Resilience Ratio Average
Users are succeeding at reporting attachment-style templates the most often; however, these phishing simulations also have the highest failure rate, according to our analysis. While users may find attachments tempting because of the data in them (Covid exposure data, Employee bonus numbers, etc.) in simulations, a certain segment of users may be more cautious and therefore reporting these types of attachment threats.
We also found that the resilience ratio for data entry/credential phishing simulations was much higher than the other two template types. (It’s worth noting that there’s an additional step with data entry/credential templates: To fail the phishing simulation test, users must click on the link and submit their credentials.)
Reporting rate distribution
Reporting rate performance depends on your organisation’s security awareness maturity and how long users have been using an email reporting add-in or button. So, don’t be discouraged if after only a few months of your employees using the tool, your organisation is not yet in the high-performing range. It takes time and effort to change user behaviour and drive a security-aware organisational culture.
Figure 6. Y axis: Number of customers, X axis: Phishing reporting rate. This graph show the majority of customers fall into a low range of reporting rates, because reporting add-ins have low awareness and usage with the user population. Organisations can change this, however.
Many organisations fall into a very low range of reporting rates, which is normal.
Average reporting rate of simulations by percentile:
Percentage of users reporting simulations
With low reporting rates, we’ve often found that:
- Organisations are just implementing their email reporting add-ins
- Users may have multiple options to report messages (like an abuse mailbox address)
- User education does not include instructions for how to use an email reporting add-in
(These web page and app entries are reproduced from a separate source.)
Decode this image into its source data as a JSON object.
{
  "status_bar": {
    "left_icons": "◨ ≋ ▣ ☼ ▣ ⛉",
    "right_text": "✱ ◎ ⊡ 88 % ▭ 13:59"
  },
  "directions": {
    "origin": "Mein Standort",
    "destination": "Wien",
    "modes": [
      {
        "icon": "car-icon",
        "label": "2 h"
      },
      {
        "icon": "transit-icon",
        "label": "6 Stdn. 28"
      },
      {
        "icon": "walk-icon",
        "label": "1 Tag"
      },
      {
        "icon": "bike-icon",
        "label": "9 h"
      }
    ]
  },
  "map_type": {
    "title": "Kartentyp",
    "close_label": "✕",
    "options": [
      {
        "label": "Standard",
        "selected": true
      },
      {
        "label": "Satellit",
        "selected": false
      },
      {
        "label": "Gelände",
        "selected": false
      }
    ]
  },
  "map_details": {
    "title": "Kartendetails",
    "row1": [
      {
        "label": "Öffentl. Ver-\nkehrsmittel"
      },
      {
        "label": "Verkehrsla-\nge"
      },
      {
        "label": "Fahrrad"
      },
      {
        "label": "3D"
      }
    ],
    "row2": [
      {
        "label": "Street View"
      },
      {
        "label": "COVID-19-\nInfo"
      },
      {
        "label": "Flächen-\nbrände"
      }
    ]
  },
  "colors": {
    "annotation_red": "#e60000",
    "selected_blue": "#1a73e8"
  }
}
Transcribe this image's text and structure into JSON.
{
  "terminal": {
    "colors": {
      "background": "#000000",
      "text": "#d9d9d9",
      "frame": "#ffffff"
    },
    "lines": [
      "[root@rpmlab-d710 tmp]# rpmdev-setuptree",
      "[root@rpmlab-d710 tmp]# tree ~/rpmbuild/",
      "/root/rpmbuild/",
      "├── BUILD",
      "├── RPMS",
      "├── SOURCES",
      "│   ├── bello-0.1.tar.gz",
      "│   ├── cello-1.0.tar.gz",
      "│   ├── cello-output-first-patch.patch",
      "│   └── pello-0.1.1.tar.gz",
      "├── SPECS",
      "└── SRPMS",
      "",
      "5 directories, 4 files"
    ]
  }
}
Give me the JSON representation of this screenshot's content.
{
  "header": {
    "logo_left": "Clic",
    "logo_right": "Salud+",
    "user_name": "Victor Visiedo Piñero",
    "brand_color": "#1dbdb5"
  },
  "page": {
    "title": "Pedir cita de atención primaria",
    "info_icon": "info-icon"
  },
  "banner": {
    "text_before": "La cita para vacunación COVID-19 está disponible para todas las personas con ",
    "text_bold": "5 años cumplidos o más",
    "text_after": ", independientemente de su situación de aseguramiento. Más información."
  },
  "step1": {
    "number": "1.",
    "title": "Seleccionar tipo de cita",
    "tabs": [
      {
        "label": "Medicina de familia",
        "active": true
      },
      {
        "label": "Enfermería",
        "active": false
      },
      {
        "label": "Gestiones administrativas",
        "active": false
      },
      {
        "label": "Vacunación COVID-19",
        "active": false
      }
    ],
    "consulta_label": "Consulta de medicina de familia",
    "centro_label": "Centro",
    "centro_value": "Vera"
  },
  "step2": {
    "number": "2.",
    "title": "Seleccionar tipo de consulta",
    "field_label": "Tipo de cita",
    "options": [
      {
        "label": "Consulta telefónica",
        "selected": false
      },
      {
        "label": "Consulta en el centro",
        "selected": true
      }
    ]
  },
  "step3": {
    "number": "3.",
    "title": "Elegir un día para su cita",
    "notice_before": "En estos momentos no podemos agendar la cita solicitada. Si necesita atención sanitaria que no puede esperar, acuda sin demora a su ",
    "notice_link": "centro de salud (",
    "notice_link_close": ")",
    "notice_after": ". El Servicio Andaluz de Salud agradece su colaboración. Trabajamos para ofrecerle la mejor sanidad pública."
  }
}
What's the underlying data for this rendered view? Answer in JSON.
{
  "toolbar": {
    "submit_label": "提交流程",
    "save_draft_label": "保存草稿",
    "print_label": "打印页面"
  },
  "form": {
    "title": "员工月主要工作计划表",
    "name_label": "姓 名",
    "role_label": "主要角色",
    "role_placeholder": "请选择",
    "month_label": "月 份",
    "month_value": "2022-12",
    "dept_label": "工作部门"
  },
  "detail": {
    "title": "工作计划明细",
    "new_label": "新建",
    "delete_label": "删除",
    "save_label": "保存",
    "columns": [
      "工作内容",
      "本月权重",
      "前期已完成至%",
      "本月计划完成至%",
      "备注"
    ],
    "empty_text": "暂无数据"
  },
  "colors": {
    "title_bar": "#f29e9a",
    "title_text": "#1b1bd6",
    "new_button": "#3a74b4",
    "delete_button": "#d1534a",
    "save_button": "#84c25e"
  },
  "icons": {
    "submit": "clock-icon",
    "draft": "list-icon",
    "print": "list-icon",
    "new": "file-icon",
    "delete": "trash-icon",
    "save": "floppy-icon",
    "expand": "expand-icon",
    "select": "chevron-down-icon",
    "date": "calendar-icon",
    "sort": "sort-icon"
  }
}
- Users instinctively delete or ignore messages they aren’t expecting
A little education can go a long way toward helping your organisation raise the reporting rate. Including messaging in security awareness communications, providing instructions during security training on how to use the add-in, and providing users feedback when they submit simulated phishing messages can improve your reporting rate—and get you closer to being a top performer.
Understand how you benchmark against your peers
In the new, advanced CISO Dashboard from Proofpoint, you can see how your organisation ranks (by percentile) for phishing simulation reporting. You’ll get context for how you benchmark against industry and other Proofpoint peers in real time, along with other critical security awareness metrics you can easily share with your chief information security officer (CISO) and other stakeholders.
Figure 7. Phishing reporting scores and summaries
Let’s get real: What else are users reporting?
It’s a win for your organisation whenever a user reports a phishing simulation. That’s the goal of the exercise, after all. But what happens when your users face real phishing messages?
In our next blog post, we’ll examine how effective users are at reporting real malicious messages and helping their organisation to improve its security posture.